A lot of this is going to depend on what type of data you have. You mention sorting, so I take it the elements are comparable. With sets of size `m`

and `n`

, this will take `O(m lg m + n lg n)`

to sort, and that will dominate. (Asymptotically, it won't matter if you do binary search or walk both lists. Walking both lists should be `O( m + n)`

.) Of course, if you are using data with a better sort algorithm available, such as integers with radix-sort, you should be able to get down to `O( m + n)`

.

Using sets (as others are suggesting) implicitly suggests using hashing, which will definitely make your problem easier. If you hash all the elements in A ( `O(m)`

) and store all the hashes in a hash set in memory, then hash B ( `O(n)`

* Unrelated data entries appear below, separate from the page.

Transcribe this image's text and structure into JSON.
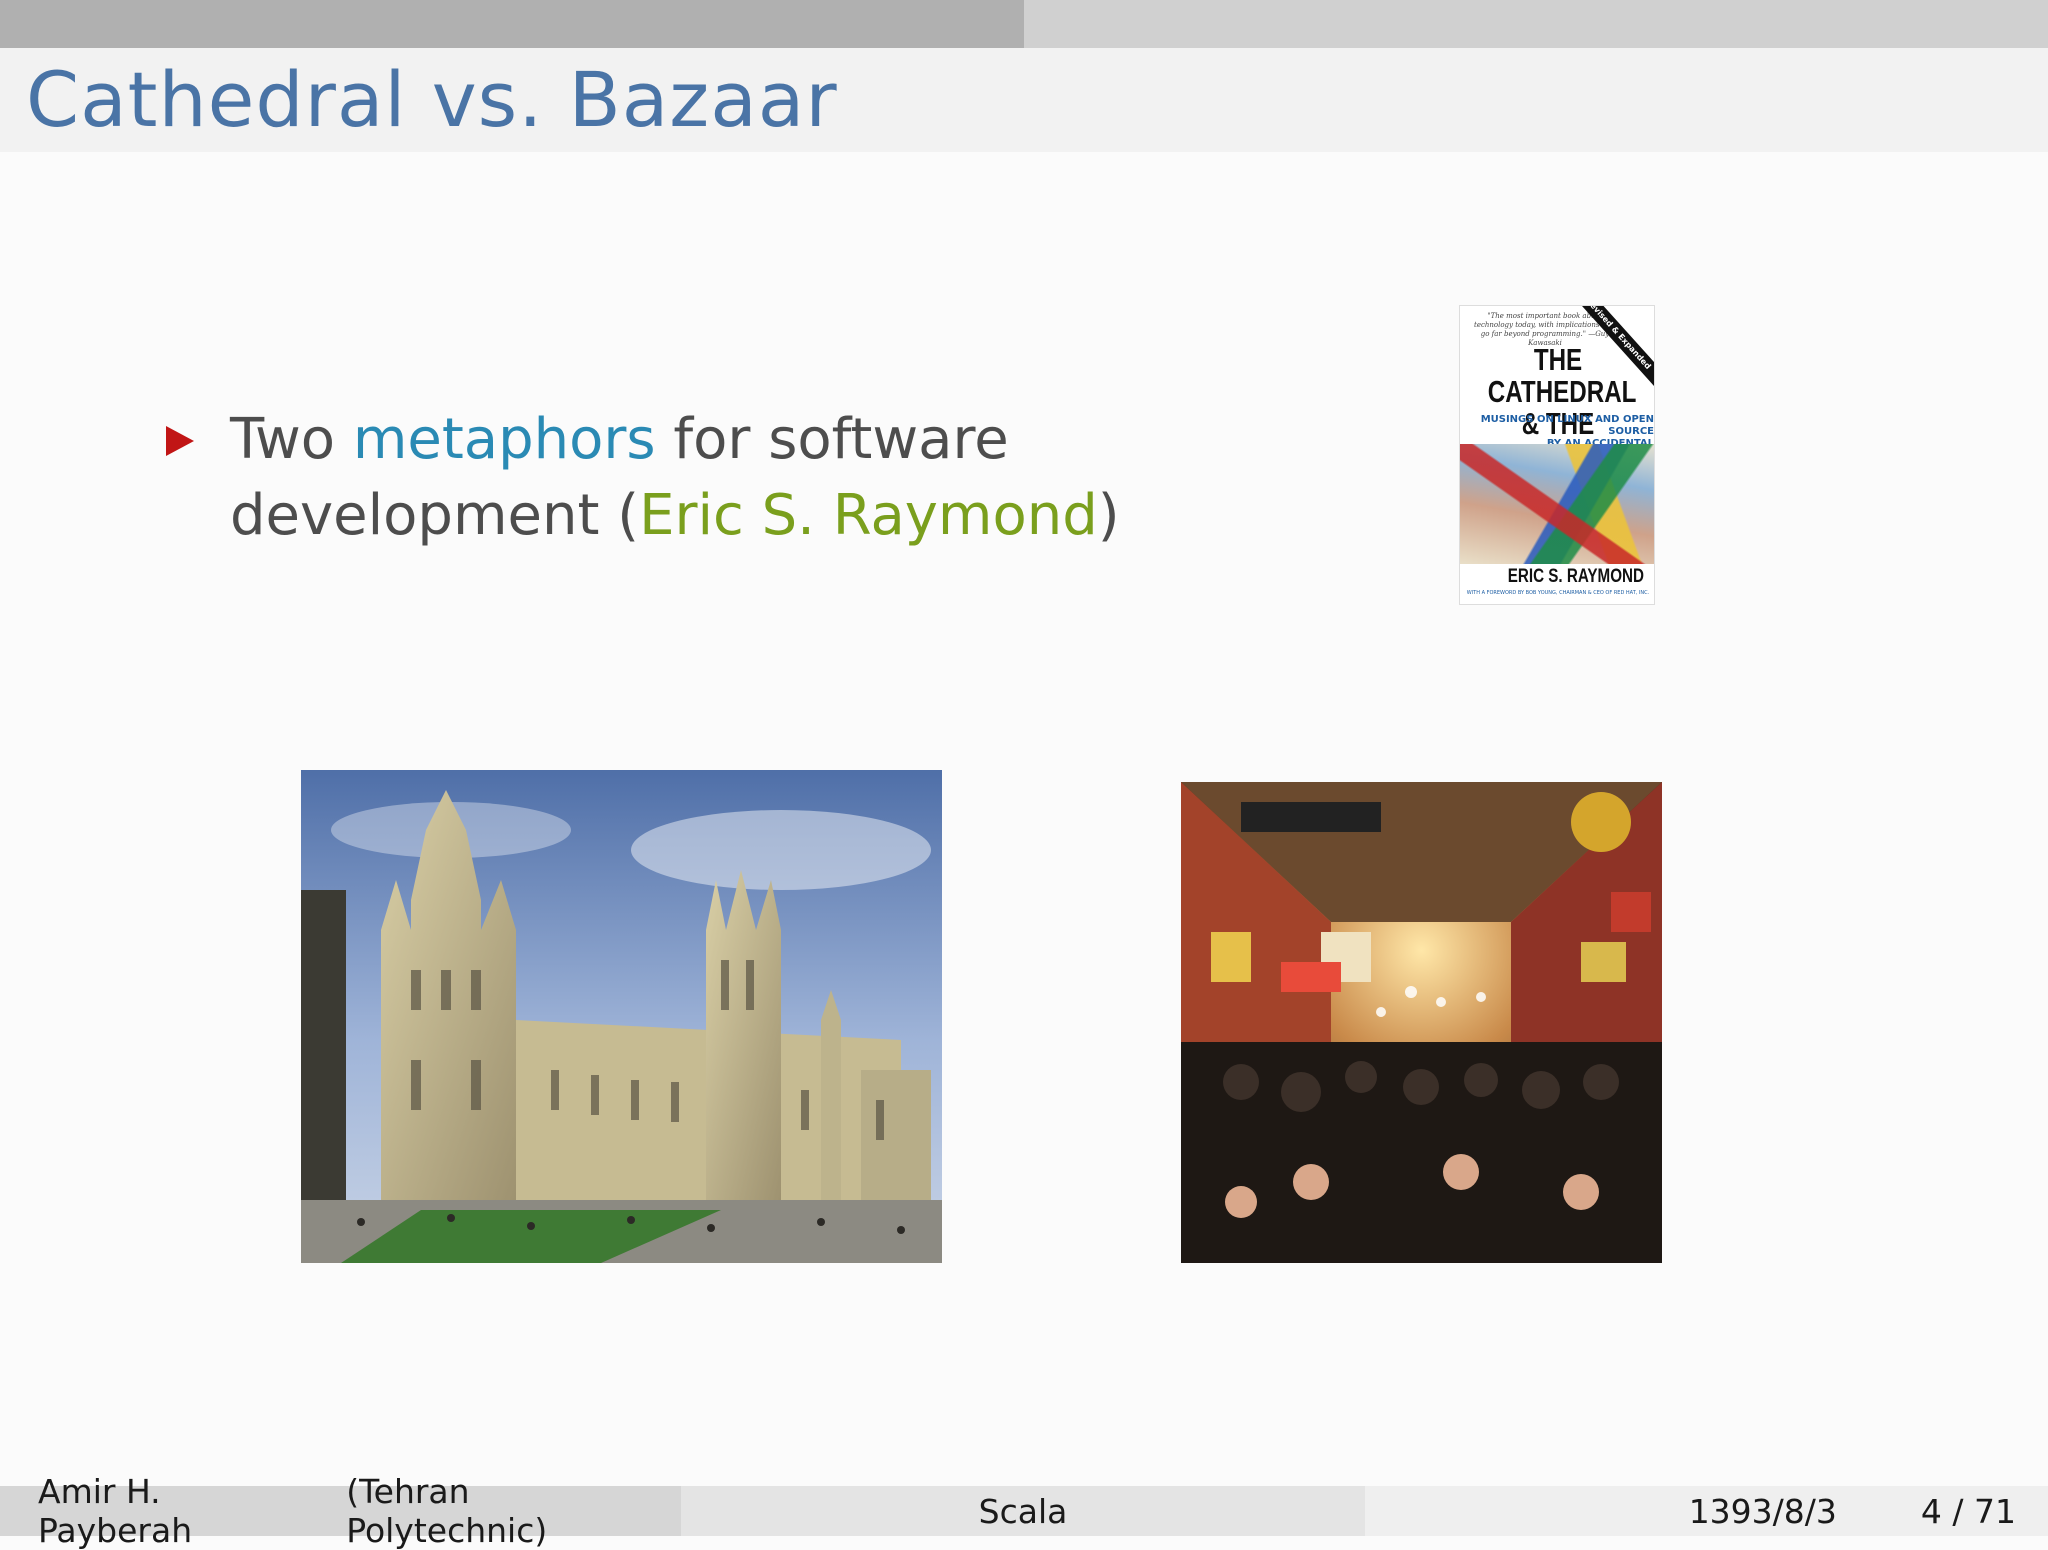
{
  "header": {
    "title": "Cathedral vs. Bazaar"
  },
  "bullet": {
    "part1": "Two ",
    "highlight1": "metaphors",
    "part2": " for software development (",
    "highlight2": "Eric S. Raymond",
    "part3": ")"
  },
  "book_cover": {
    "quote": "\"The most important book about technology today, with implications that go far beyond programming.\" —Guy Kawasaki",
    "ribbon": "Revised & Expanded",
    "title_line1": "THE CATHEDRAL",
    "title_line2": "& THE BAZAAR",
    "subtitle_line1": "MUSINGS ON LINUX AND OPEN SOURCE",
    "subtitle_line2": "BY AN ACCIDENTAL REVOLUTIONARY",
    "author": "ERIC S. RAYMOND",
    "foreword": "WITH A FOREWORD BY BOB YOUNG, CHAIRMAN & CEO OF RED HAT, INC."
  },
  "footer": {
    "author": "Amir H. Payberah",
    "institution": "(Tehran Polytechnic)",
    "topic": "Scala",
    "date": "1393/8/3",
    "page": "4 / 71"
  },
  "colors": {
    "title": "#4a74a6",
    "highlight_blue": "#2a8ab4",
    "highlight_green": "#7a9f1d",
    "bullet_marker": "#c11515"
  },
  "progress": {
    "fraction": 0.5
  }
}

) and detect where collisions may occur in the hash set. This becomes a matter for optimization: you have to evaluate a classic speed-memory trade-off. The larger your hash set, the quicker the collision-checks will be. This will run in `O( m + n )`

.

It's worth noting that you can prove that any algorithm that does what you ask will run in at least `m + n`

time, since all the inputs need to be looked at.